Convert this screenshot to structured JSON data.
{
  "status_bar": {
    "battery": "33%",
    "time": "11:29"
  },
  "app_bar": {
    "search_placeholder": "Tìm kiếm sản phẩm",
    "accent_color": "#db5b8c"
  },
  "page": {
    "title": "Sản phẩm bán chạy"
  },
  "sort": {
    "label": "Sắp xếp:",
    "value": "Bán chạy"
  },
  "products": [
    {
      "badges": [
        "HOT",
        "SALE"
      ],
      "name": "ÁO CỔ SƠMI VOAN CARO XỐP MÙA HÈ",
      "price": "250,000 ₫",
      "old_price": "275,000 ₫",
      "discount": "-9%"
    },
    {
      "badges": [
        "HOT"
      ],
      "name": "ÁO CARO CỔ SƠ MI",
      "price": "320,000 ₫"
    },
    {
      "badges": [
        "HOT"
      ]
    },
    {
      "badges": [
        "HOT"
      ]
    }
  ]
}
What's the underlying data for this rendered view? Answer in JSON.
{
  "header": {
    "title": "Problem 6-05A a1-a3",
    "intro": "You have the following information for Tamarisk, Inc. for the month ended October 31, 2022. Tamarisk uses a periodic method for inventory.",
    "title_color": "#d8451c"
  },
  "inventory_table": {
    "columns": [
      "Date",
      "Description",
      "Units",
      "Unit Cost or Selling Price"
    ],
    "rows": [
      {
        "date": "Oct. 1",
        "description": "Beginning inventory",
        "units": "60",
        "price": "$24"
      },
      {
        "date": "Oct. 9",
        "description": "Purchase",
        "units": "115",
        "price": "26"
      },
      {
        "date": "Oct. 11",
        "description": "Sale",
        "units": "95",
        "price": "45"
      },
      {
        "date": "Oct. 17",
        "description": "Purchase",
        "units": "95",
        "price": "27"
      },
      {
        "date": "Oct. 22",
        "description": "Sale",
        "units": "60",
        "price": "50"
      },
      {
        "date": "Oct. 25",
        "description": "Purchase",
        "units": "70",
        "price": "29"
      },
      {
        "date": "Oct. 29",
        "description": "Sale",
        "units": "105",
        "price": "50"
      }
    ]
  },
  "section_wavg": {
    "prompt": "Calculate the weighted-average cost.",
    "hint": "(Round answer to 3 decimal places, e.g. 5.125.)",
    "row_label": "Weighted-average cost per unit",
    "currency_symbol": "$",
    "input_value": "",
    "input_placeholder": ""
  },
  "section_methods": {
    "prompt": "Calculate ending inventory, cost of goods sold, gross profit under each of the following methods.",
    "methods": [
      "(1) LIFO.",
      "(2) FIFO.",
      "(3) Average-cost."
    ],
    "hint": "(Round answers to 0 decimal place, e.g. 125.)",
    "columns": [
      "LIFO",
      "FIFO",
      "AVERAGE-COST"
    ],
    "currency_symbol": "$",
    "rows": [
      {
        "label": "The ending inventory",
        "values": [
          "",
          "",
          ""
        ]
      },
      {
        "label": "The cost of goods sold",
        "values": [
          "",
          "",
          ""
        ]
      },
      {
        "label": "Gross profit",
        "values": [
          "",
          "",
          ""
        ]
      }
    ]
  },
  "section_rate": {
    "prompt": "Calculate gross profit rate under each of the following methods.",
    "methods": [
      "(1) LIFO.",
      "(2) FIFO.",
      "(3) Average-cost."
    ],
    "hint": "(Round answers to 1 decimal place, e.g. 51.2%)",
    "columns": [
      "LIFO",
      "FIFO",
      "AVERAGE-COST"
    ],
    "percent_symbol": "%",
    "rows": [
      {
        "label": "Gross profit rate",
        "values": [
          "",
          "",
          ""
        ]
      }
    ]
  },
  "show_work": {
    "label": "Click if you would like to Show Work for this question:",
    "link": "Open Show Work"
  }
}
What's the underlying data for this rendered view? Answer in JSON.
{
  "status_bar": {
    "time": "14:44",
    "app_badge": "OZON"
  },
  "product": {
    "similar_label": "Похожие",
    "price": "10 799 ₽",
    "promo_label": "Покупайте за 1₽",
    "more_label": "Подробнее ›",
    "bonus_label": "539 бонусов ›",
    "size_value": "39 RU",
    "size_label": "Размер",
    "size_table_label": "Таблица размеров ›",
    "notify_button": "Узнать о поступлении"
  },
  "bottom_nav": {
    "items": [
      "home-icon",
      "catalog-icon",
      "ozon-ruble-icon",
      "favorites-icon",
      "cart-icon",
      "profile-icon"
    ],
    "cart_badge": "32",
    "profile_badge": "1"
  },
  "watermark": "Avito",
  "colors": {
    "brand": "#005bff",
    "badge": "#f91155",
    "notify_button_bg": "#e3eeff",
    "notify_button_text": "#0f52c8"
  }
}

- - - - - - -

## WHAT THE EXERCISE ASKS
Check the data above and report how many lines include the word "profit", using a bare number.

## OUTPUT FOR THIS TASK
4